(Component data from apps and pages)
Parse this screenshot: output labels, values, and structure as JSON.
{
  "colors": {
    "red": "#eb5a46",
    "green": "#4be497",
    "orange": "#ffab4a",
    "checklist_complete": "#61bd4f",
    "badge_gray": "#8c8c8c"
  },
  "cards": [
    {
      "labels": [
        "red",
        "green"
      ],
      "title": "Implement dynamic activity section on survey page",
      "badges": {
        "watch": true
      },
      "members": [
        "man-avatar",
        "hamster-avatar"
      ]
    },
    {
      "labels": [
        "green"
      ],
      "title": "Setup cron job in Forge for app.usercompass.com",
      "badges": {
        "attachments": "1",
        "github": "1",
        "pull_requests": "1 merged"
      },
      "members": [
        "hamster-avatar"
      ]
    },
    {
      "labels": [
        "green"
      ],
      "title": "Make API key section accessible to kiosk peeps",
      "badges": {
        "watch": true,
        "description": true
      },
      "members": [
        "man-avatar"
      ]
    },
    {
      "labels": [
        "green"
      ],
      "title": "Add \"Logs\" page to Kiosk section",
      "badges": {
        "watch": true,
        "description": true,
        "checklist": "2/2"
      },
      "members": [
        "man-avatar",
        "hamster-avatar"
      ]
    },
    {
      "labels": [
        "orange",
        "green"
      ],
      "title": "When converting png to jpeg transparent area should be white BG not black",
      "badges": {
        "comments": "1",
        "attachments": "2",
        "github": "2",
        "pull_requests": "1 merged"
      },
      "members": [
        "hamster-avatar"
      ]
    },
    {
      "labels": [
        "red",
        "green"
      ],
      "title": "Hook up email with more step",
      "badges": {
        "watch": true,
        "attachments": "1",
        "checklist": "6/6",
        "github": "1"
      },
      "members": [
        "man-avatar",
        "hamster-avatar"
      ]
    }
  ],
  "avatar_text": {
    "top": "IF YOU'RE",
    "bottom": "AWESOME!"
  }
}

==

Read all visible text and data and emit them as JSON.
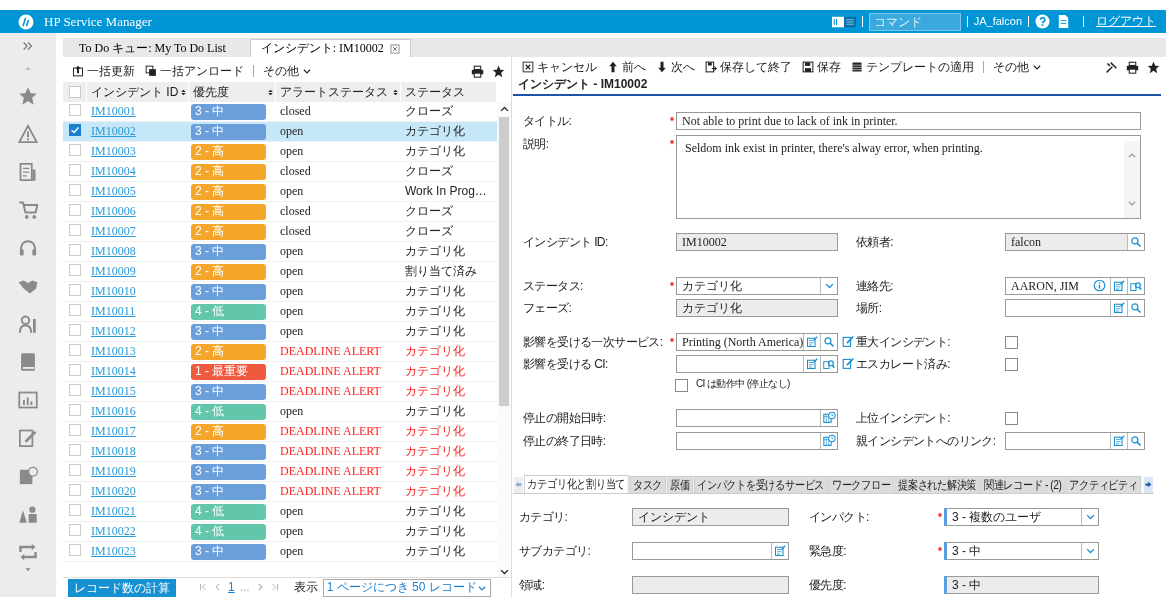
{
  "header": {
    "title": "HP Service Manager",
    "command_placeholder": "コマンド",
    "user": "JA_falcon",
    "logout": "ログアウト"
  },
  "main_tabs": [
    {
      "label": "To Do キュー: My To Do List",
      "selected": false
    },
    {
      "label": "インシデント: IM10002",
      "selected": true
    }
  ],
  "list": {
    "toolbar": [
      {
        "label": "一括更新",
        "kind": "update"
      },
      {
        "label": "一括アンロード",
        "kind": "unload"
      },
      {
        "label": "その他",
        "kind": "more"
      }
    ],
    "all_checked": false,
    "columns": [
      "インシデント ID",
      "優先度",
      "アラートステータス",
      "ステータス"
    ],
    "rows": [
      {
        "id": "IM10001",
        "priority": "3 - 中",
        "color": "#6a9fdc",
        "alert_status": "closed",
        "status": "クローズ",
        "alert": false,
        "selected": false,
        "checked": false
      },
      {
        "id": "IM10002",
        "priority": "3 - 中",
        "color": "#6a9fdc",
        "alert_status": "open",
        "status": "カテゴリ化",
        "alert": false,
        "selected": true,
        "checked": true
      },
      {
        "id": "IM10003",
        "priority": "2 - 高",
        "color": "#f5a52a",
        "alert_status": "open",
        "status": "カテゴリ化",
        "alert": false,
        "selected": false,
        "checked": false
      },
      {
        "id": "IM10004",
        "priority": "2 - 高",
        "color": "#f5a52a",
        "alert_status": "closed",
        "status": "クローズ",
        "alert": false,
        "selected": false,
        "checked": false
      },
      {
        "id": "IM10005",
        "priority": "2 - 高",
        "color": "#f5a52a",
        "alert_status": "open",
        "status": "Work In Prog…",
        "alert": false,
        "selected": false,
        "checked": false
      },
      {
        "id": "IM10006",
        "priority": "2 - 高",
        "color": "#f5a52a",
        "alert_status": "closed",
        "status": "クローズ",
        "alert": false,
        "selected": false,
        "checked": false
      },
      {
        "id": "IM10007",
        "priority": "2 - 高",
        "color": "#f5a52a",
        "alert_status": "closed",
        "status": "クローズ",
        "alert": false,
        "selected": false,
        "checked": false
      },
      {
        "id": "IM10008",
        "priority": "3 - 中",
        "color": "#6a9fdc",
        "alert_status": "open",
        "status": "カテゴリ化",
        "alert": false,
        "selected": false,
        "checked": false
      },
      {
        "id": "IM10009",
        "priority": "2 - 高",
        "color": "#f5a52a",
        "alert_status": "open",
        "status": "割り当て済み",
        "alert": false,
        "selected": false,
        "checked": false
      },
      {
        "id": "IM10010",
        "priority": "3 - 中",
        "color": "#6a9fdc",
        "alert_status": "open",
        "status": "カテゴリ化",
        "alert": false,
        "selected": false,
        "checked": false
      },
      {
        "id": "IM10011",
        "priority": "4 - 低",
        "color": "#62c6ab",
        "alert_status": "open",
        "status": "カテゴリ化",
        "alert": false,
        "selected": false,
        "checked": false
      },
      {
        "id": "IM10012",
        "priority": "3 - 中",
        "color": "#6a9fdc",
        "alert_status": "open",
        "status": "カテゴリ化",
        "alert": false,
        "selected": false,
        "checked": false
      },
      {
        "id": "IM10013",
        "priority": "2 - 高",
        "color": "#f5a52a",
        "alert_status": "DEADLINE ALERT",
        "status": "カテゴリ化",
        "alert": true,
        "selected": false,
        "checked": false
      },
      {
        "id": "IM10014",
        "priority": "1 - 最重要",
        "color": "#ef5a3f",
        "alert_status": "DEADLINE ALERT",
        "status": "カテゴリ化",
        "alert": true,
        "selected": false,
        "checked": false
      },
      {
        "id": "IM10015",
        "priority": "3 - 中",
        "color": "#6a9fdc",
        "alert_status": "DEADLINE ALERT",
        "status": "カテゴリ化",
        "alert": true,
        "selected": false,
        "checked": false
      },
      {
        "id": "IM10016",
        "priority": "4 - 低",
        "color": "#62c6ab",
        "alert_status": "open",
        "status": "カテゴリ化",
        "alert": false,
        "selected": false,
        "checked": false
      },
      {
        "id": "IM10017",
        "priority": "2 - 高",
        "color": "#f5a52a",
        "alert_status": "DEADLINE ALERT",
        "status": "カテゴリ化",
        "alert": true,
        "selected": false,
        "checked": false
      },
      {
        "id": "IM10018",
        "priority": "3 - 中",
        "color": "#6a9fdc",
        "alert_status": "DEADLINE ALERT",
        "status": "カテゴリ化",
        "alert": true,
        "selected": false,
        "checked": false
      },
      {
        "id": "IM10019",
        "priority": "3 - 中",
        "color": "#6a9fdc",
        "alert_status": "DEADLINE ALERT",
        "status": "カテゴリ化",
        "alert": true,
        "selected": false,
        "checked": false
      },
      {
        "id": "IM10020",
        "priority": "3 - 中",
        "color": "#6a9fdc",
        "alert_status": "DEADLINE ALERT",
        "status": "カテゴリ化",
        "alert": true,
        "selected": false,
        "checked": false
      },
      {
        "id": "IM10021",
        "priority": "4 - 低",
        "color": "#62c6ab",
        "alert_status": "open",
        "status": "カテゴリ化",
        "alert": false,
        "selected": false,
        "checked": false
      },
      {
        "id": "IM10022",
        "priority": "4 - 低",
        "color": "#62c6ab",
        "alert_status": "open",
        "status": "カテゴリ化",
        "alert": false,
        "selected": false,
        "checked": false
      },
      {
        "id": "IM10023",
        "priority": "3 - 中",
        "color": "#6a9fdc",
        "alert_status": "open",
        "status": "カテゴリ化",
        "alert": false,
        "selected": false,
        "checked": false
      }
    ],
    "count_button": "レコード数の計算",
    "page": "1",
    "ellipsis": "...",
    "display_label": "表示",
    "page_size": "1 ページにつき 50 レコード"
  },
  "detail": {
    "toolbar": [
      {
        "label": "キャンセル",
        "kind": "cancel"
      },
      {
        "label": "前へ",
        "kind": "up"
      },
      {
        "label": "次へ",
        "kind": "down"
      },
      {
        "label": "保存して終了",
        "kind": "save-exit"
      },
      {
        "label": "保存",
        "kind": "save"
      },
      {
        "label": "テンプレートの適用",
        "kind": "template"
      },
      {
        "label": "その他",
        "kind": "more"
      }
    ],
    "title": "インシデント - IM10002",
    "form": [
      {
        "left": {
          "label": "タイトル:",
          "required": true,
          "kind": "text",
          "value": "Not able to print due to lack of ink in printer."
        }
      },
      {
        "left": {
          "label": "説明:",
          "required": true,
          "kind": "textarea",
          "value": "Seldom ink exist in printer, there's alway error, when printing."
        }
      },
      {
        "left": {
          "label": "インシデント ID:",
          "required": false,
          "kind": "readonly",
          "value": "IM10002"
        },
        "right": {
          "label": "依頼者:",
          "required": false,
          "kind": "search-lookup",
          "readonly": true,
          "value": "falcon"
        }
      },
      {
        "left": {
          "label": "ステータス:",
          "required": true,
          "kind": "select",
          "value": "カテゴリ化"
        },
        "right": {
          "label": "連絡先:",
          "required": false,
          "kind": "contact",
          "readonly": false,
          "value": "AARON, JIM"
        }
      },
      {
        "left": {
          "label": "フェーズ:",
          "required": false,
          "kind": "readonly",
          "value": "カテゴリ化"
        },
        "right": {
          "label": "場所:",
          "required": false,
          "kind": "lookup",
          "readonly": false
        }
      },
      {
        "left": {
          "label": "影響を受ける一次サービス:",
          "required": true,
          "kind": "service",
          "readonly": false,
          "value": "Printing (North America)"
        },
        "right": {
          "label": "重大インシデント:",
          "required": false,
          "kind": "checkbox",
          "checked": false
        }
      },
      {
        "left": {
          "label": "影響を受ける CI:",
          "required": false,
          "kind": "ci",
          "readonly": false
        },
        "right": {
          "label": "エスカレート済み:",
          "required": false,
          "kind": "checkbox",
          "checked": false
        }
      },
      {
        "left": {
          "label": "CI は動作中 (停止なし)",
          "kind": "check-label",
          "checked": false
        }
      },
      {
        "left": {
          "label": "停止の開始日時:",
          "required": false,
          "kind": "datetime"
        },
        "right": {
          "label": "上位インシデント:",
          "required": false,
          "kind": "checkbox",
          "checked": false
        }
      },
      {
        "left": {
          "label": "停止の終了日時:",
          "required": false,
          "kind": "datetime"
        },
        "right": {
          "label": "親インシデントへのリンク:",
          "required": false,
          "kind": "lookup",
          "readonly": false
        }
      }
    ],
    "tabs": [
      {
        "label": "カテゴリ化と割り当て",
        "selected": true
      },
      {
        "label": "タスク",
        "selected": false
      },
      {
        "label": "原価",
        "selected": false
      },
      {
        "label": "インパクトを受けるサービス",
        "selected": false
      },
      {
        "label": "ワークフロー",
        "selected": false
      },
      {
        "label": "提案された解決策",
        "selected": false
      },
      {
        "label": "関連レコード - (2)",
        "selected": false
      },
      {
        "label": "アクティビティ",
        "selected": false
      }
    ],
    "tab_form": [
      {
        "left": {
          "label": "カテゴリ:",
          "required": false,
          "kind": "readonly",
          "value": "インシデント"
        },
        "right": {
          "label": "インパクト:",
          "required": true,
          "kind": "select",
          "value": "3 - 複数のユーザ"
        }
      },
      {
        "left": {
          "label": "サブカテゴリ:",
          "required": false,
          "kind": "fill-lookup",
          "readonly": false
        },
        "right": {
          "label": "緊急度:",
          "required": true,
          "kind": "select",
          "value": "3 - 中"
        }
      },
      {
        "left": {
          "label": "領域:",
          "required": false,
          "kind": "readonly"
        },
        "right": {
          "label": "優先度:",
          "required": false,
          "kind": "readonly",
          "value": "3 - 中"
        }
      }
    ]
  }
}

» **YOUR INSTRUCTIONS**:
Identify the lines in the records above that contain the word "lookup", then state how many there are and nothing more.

» **PROBLEM SOLUTION**:
4